## Task item
The reply should be an exact repeat of the listing, with no pictures in it.

══ Study material ══

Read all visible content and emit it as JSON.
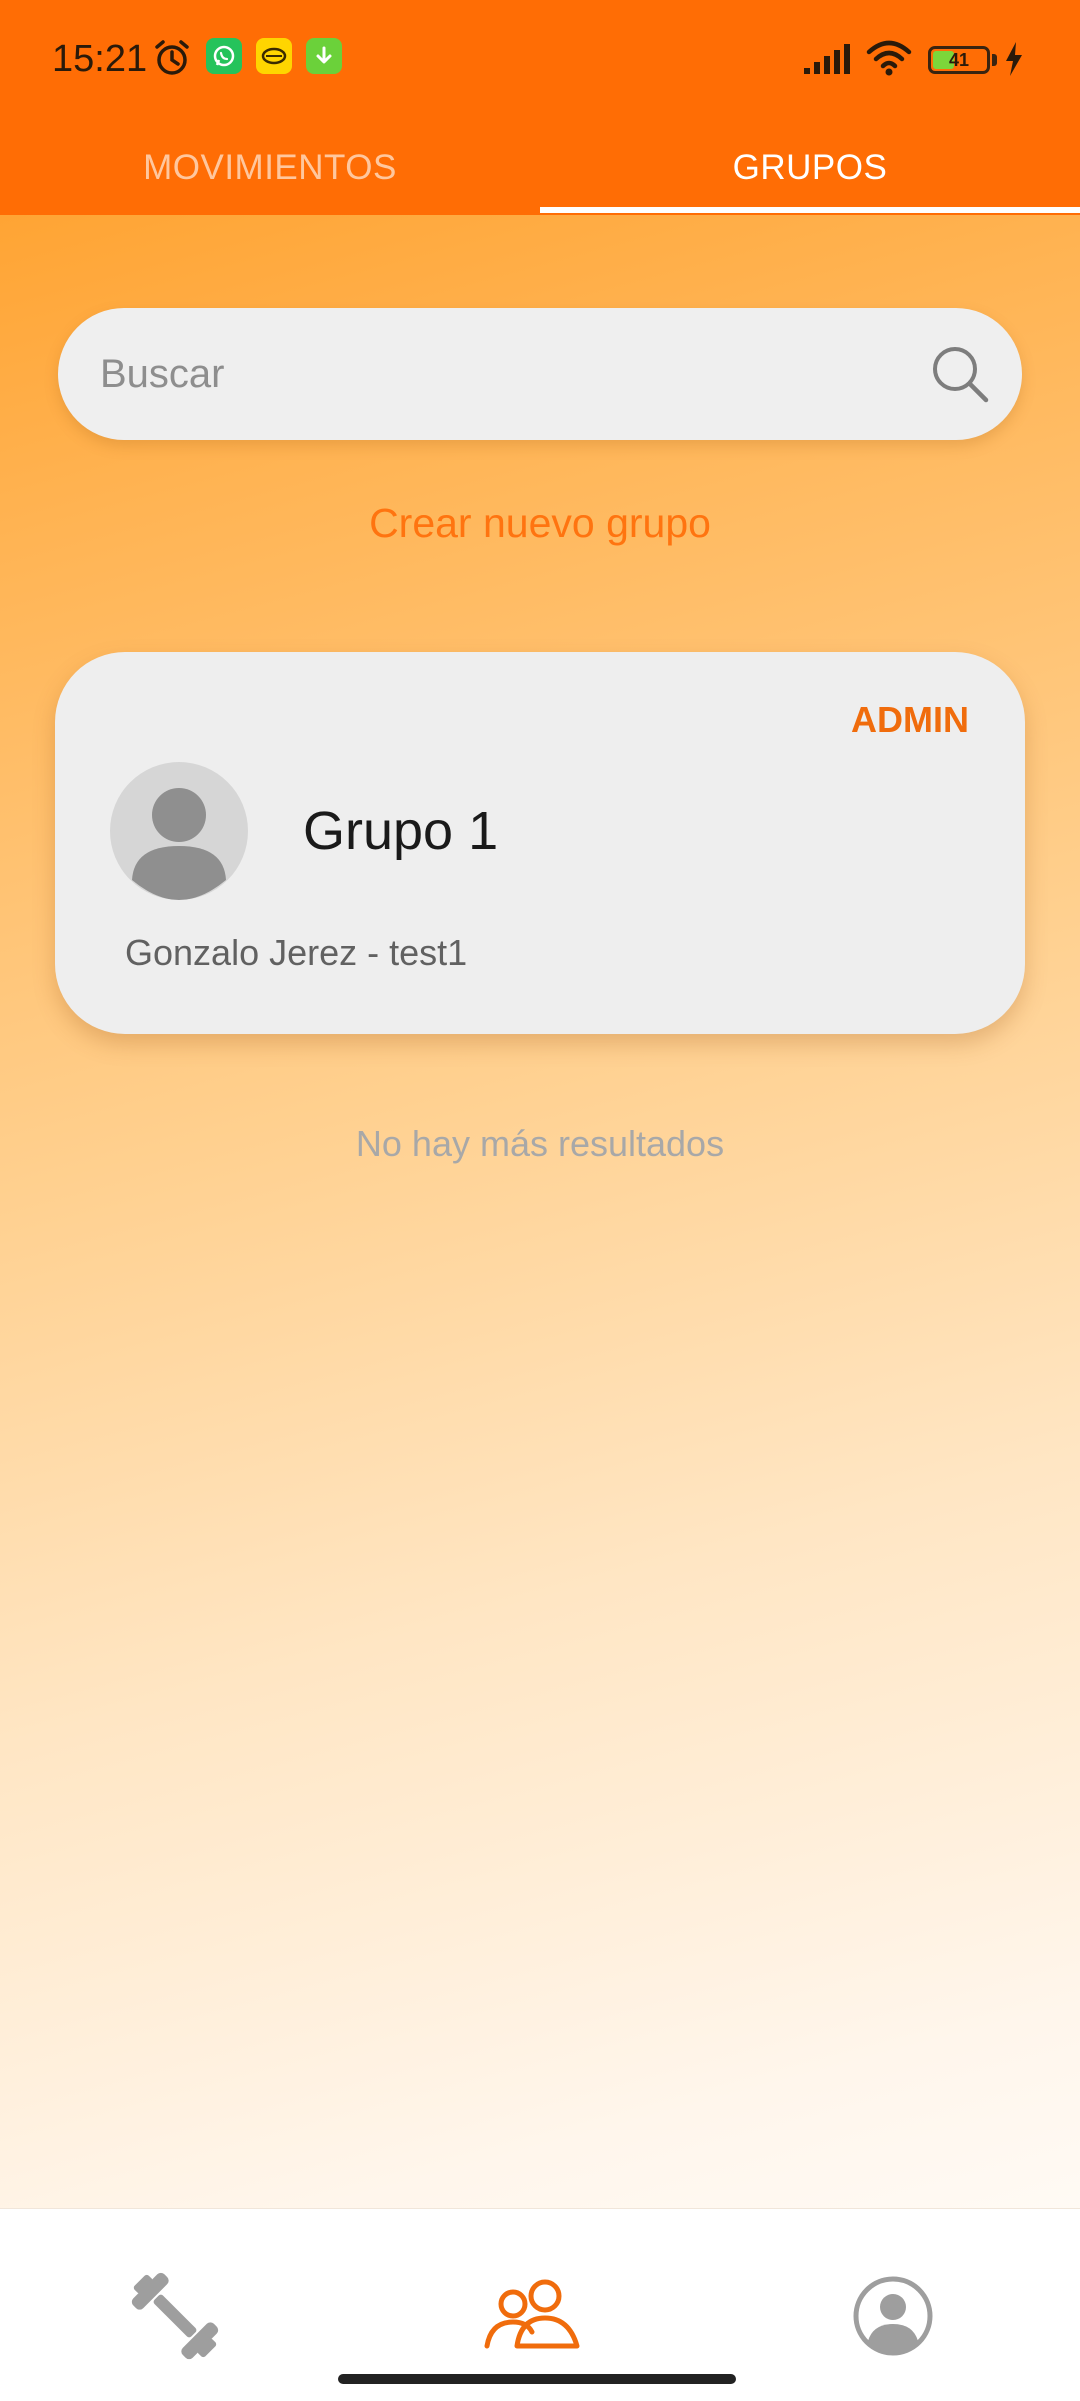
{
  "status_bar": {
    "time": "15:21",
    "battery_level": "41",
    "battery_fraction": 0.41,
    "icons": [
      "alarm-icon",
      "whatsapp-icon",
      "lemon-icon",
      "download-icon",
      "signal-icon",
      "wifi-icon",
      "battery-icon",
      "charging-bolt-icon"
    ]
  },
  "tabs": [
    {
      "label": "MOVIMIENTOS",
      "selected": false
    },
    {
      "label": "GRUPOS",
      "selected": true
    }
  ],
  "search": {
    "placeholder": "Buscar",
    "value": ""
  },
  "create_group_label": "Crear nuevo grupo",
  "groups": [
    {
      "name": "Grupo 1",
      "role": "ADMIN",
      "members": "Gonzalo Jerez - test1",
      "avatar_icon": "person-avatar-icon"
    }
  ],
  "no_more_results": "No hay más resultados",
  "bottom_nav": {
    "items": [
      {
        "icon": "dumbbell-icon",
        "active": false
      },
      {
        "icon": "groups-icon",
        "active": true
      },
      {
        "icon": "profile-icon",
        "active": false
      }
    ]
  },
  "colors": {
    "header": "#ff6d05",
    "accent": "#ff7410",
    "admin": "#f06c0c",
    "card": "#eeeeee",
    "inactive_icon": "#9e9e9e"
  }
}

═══

## Result for this task
Read all visible content and emit it as JSON.
{
  "status_bar": {
    "time": "15:21",
    "battery_level": "41",
    "battery_fraction": 0.41,
    "icons": [
      "alarm-icon",
      "whatsapp-icon",
      "lemon-icon",
      "download-icon",
      "signal-icon",
      "wifi-icon",
      "battery-icon",
      "charging-bolt-icon"
    ]
  },
  "tabs": [
    {
      "label": "MOVIMIENTOS",
      "selected": false
    },
    {
      "label": "GRUPOS",
      "selected": true
    }
  ],
  "search": {
    "placeholder": "Buscar",
    "value": ""
  },
  "create_group_label": "Crear nuevo grupo",
  "groups": [
    {
      "name": "Grupo 1",
      "role": "ADMIN",
      "members": "Gonzalo Jerez - test1",
      "avatar_icon": "person-avatar-icon"
    }
  ],
  "no_more_results": "No hay más resultados",
  "bottom_nav": {
    "items": [
      {
        "icon": "dumbbell-icon",
        "active": false
      },
      {
        "icon": "groups-icon",
        "active": true
      },
      {
        "icon": "profile-icon",
        "active": false
      }
    ]
  },
  "colors": {
    "header": "#ff6d05",
    "accent": "#ff7410",
    "admin": "#f06c0c",
    "card": "#eeeeee",
    "inactive_icon": "#9e9e9e"
  }
}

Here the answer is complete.